You might be thinking now — “Well, if CSP won’t help it all, why bother?” Yes, even with CSP, attackers can still leak data from internal and external breaches, or just exploit some online service. But I’m not saying it won’t help. CSP is a strong solution that may help block attacks or make attackers work harder, which is a good thing! Do it.
But the second problem is maybe the trickier one.
CSP is a high maintenance solution. As stated above, you need to define a whitelist and blacklist policy for the specific domain or scripts. It requires hands-on management and maintenance to achieve satisfactory results.
Let’s say you have 50 third-parties on a given website each uses several scripts and domains. Now what? You will find yourself working hard to keep it all updated and running. Some companies might have the required resources for it, but for most this is an overwhelming task. Either way, it will create a big headache, as every script change will be blocked in production and secure your site, but the same may apply to important actions needed by the digital or marketing team. If we go beyond, CSP can also hurt the website’s daily performance.
An average eCommerce website uses 50 to 60 third-party apps.
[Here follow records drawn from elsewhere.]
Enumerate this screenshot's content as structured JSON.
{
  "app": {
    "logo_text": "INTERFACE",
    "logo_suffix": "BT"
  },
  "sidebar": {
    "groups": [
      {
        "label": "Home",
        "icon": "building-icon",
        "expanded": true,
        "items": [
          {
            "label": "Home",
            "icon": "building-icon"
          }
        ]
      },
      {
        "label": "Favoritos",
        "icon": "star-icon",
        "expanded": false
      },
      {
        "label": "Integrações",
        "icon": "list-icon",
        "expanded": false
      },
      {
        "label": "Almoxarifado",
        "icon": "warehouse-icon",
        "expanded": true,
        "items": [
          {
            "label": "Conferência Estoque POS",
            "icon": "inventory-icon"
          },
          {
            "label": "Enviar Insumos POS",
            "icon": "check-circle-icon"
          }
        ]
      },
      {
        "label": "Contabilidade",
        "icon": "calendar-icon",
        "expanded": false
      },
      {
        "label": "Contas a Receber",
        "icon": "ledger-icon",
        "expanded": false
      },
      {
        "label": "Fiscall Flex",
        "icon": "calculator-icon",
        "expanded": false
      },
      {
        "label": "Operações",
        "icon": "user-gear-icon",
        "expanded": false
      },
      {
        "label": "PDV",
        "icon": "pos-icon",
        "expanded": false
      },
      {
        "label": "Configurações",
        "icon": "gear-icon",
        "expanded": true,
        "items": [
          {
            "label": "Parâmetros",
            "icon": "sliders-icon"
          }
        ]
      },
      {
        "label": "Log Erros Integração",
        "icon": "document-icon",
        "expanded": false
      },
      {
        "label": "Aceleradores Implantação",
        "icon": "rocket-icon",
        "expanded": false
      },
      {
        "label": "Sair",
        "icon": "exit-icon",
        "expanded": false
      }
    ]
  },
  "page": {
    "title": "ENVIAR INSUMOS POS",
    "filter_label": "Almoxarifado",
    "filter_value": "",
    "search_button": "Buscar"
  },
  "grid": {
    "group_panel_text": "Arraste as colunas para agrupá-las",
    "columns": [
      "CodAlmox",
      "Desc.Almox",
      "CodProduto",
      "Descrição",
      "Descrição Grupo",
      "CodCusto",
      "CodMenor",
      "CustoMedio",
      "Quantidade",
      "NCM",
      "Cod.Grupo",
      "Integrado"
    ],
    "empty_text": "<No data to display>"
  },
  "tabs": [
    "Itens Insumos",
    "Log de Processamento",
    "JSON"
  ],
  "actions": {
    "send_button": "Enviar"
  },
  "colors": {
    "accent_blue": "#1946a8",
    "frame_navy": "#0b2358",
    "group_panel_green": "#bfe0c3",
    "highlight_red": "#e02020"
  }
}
Can security teams handle the risks each third-party creates continuously?
CSP is still an effective weapon, but it’s hard to recommend it as a stand-alone solution. It should ideally be combined with additional measures, such as discovery tools, validation tests and strict script policy to ensure reasonable resource cost .
Another interesting solution that might work better than CSP against these kinds of attacks is Subresource Integrity (SRI). It might be a better value-cost solution to battle Magecart, if done right. We will talk more about SRI in my next article. In the meanwhile, let’s keep websites safe!
About me, I’m the CEO and co-founder of Reflectiz, a cybersecurity company. Reflectiz is the first website-sandbox solution that mitigates the risk of third-party apps.